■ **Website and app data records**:
++++++++
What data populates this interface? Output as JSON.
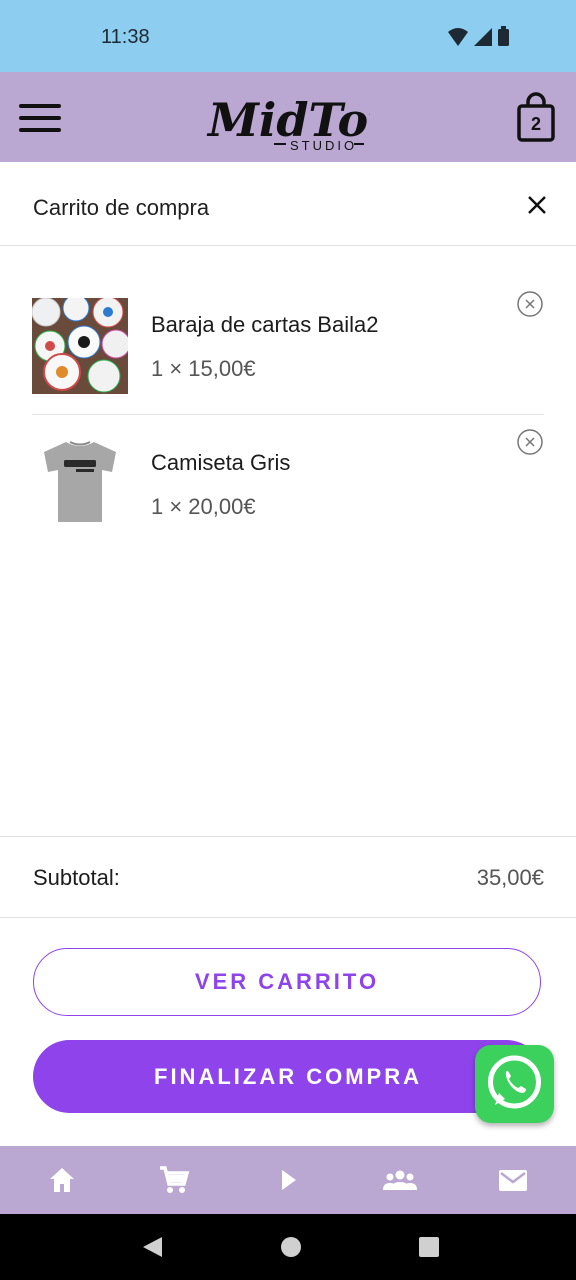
{
  "status_bar": {
    "time": "11:38"
  },
  "app_bar": {
    "logo_text": "MidTown",
    "logo_subtext": "STUDIO",
    "cart_count": "2"
  },
  "cart_panel": {
    "title": "Carrito de compra",
    "items": [
      {
        "name": "Baraja de cartas Baila2",
        "price": "1 × 15,00€"
      },
      {
        "name": "Camiseta Gris",
        "price": "1 × 20,00€"
      }
    ],
    "subtotal_label": "Subtotal:",
    "subtotal_value": "35,00€",
    "view_cart_label": "VER CARRITO",
    "checkout_label": "FINALIZAR COMPRA"
  },
  "bottom_nav": {
    "items": [
      "home-icon",
      "cart-icon",
      "play-icon",
      "group-icon",
      "mail-icon"
    ]
  },
  "colors": {
    "accent": "#8e44ea",
    "app_bar": "#bba8d2",
    "status_bar": "#8dcdf0",
    "whatsapp": "#3cd05d"
  }
}
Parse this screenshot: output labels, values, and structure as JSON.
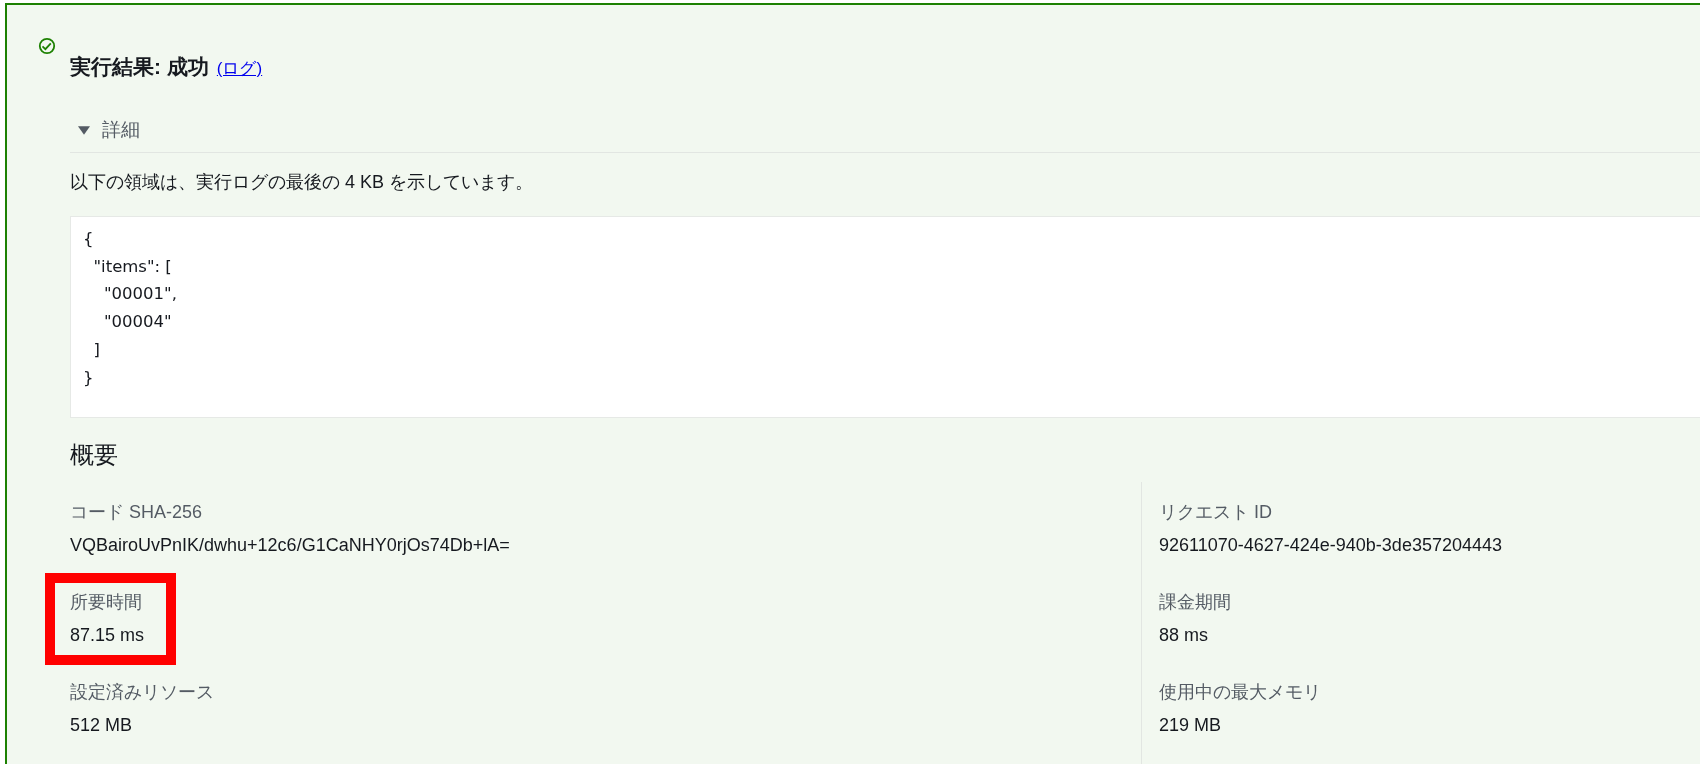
{
  "result": {
    "title": "実行結果: 成功",
    "log_link": "(ログ)"
  },
  "details": {
    "label": "詳細",
    "expanded": true,
    "description": "以下の領域は、実行ログの最後の 4 KB を示しています。",
    "log_output": [
      "{",
      "  \"items\": [",
      "    \"00001\",",
      "    \"00004\"",
      "  ]",
      "}"
    ]
  },
  "summary": {
    "heading": "概要",
    "columns": [
      [
        {
          "label": "コード SHA-256",
          "value": "VQBairoUvPnIK/dwhu+12c6/G1CaNHY0rjOs74Db+lA="
        },
        {
          "label": "所要時間",
          "value": "87.15 ms",
          "highlighted": true
        },
        {
          "label": "設定済みリソース",
          "value": "512 MB"
        }
      ],
      [
        {
          "label": "リクエスト ID",
          "value": "92611070-4627-424e-940b-3de357204443"
        },
        {
          "label": "課金期間",
          "value": "88 ms"
        },
        {
          "label": "使用中の最大メモリ",
          "value": "219 MB"
        }
      ]
    ]
  }
}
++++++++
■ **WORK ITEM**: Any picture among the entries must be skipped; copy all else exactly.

■ **RESULT**:
What data populates this interface? Output as JSON.
{
  "status_bar": {
    "time": "11:38"
  },
  "app_bar": {
    "logo_text": "MidTown",
    "logo_subtext": "STUDIO",
    "cart_count": "2"
  },
  "cart_panel": {
    "title": "Carrito de compra",
    "items": [
      {
        "name": "Baraja de cartas Baila2",
        "price": "1 × 15,00€"
      },
      {
        "name": "Camiseta Gris",
        "price": "1 × 20,00€"
      }
    ],
    "subtotal_label": "Subtotal:",
    "subtotal_value": "35,00€",
    "view_cart_label": "VER CARRITO",
    "checkout_label": "FINALIZAR COMPRA"
  },
  "bottom_nav": {
    "items": [
      "home-icon",
      "cart-icon",
      "play-icon",
      "group-icon",
      "mail-icon"
    ]
  },
  "colors": {
    "accent": "#8e44ea",
    "app_bar": "#bba8d2",
    "status_bar": "#8dcdf0",
    "whatsapp": "#3cd05d"
  }
}
Parse this screenshot: output labels, values, and structure as JSON.
{
  "result": {
    "title": "実行結果: 成功",
    "log_link": "(ログ)"
  },
  "details": {
    "label": "詳細",
    "expanded": true,
    "description": "以下の領域は、実行ログの最後の 4 KB を示しています。",
    "log_output": [
      "{",
      "  \"items\": [",
      "    \"00001\",",
      "    \"00004\"",
      "  ]",
      "}"
    ]
  },
  "summary": {
    "heading": "概要",
    "columns": [
      [
        {
          "label": "コード SHA-256",
          "value": "VQBairoUvPnIK/dwhu+12c6/G1CaNHY0rjOs74Db+lA="
        },
        {
          "label": "所要時間",
          "value": "87.15 ms",
          "highlighted": true
        },
        {
          "label": "設定済みリソース",
          "value": "512 MB"
        }
      ],
      [
        {
          "label": "リクエスト ID",
          "value": "92611070-4627-424e-940b-3de357204443"
        },
        {
          "label": "課金期間",
          "value": "88 ms"
        },
        {
          "label": "使用中の最大メモリ",
          "value": "219 MB"
        }
      ]
    ]
  }
}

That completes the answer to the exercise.